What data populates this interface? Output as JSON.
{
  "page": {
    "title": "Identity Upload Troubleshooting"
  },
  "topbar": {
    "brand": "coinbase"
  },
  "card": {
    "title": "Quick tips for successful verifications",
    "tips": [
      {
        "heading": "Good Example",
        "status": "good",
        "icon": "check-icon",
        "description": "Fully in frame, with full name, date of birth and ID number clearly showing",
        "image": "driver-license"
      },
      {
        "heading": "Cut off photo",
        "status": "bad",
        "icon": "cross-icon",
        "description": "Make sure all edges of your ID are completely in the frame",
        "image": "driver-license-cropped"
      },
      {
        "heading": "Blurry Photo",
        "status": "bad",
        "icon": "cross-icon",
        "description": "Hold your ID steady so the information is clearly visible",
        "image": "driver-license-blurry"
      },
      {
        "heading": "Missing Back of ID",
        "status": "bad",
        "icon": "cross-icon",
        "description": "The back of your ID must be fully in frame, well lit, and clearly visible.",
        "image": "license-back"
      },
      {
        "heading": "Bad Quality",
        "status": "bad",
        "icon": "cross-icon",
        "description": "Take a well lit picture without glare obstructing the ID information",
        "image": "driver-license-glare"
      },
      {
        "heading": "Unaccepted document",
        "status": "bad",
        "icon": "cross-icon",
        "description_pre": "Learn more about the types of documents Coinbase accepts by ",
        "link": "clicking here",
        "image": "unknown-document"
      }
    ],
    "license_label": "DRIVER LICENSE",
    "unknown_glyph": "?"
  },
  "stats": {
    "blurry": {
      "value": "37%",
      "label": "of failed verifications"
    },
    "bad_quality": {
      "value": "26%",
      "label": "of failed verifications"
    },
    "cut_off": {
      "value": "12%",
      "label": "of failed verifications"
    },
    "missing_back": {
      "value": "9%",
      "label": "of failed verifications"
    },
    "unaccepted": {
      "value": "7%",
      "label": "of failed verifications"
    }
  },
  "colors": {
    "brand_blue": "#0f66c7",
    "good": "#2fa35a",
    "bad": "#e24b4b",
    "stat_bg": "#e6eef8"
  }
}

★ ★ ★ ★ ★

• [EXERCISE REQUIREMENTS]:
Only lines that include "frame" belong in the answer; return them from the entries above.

• [RESPONSE BELOW]:
        "description": "Fully in frame, with full name, date of birth and ID number clearly showing",
        "description": "Make sure all edges of your ID are completely in the frame",
        "description": "The back of your ID must be fully in frame, well lit, and clearly visible.",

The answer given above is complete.